Dualed by Elsie Chapman
Cool dystopian-esque city view. I like that the shadow is different, but I almost think it’s too subtle. Maybe if they switched the knife & the gun from girl to shadow.
In the city of Kersh, everyone must eliminate their genetic Alternate twin, raised by another family, before their twentieth birthday. West Grayer, 15, has trained as a fighter, and has one month to hunt and kill her Alt. A tragic misstep shakes her confidence. Guilty, grieving, she feels unworthy, runs from her Alt and from love – both can destroy her.
Yes, Divided should be out next year. However, Dualed seemed like a complete story to me.
I find myself at a bit of a loss. There was some decent (though not brilliant) writing (as far as actual mechanics and plot), but some really flawed worldbuilding.
Hunger Games! Only you have to kill your identical twin (whom you have not grown up with, but still)! Maybe my memory of the HG books has dimmed, but the violence and killing in Dualed somehow felt even more cold-blooded than in Hunger Games. Maybe it’s because there was less questioning of the violence from the text. West just seemed like she bought into the leaders’ propaganda much more than Katniss ever did.
No, Seriously, What Is Up With The Worldbuilding? Here is a short list of things I thought were illogical/otherwise stupid:
* Why twins? The stated reason is so that they can find each other, but wouldn’t they prove themselves better as soldiers if they could find & kill each other without identical faces?

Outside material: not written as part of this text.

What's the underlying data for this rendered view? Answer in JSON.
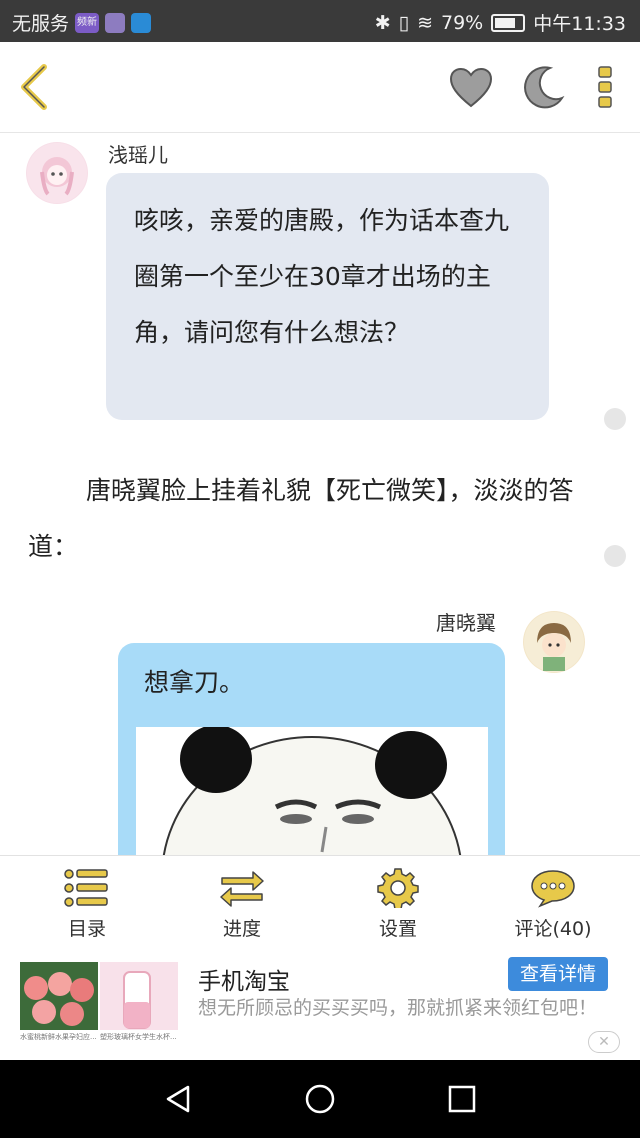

* “Assist Kills” are illegal, but apparently you can go along and trap the Alt in a corner for your friend, just not actually kill them?

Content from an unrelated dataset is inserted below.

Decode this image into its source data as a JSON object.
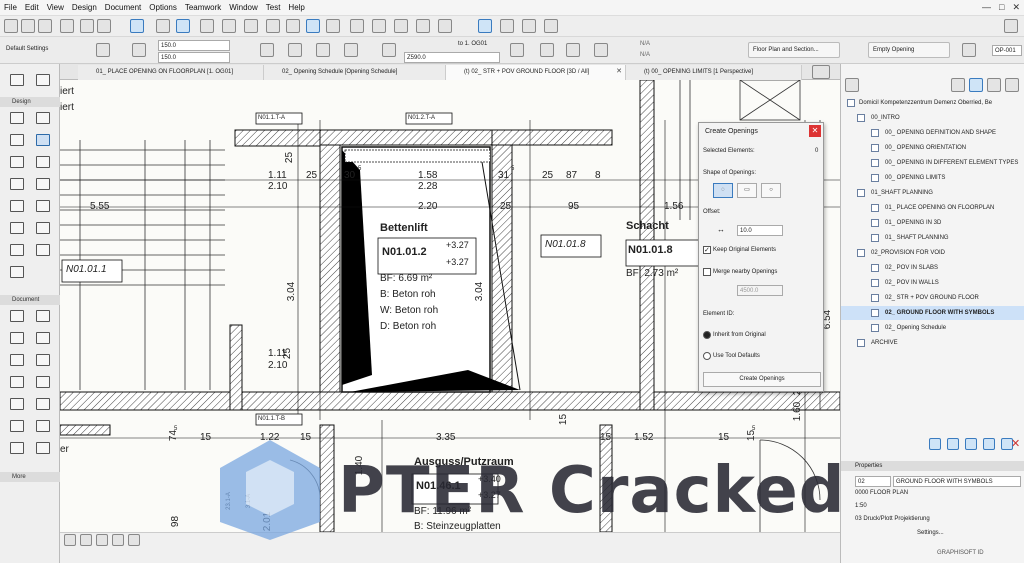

* You can be “activated” (told that it’s time to kill your Alt) anytime from 10-20 years of age, so why does combat training only start at 13 and weapons at 16?
* Assassins for hire, who are illegal and secret, have tattoos on their wrists. Not so secret. Supposedly it’s so they can’t cut them off, but how about over the heart? The soles of the feet?

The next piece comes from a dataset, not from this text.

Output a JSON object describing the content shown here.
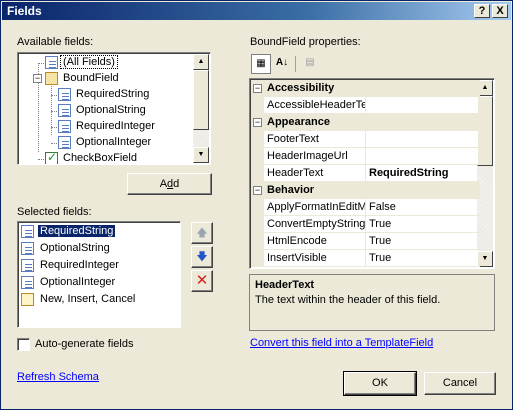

In spite of all this, I did mostly enjoy the story, especially once the worldbuilding was no longer being introduced. Once I could just focus on the action, it was very enjoyable. But I still don’t know if I can really recommend it, because worldbuilding is so key to me. It was such a great concept, which just needed a little more hammering out. I don’t think I’ll be reading the next book, since this felt like a complete story, and I have a feeling that any further installments will just cause me the same annoyances.
Borrowed audio version from work.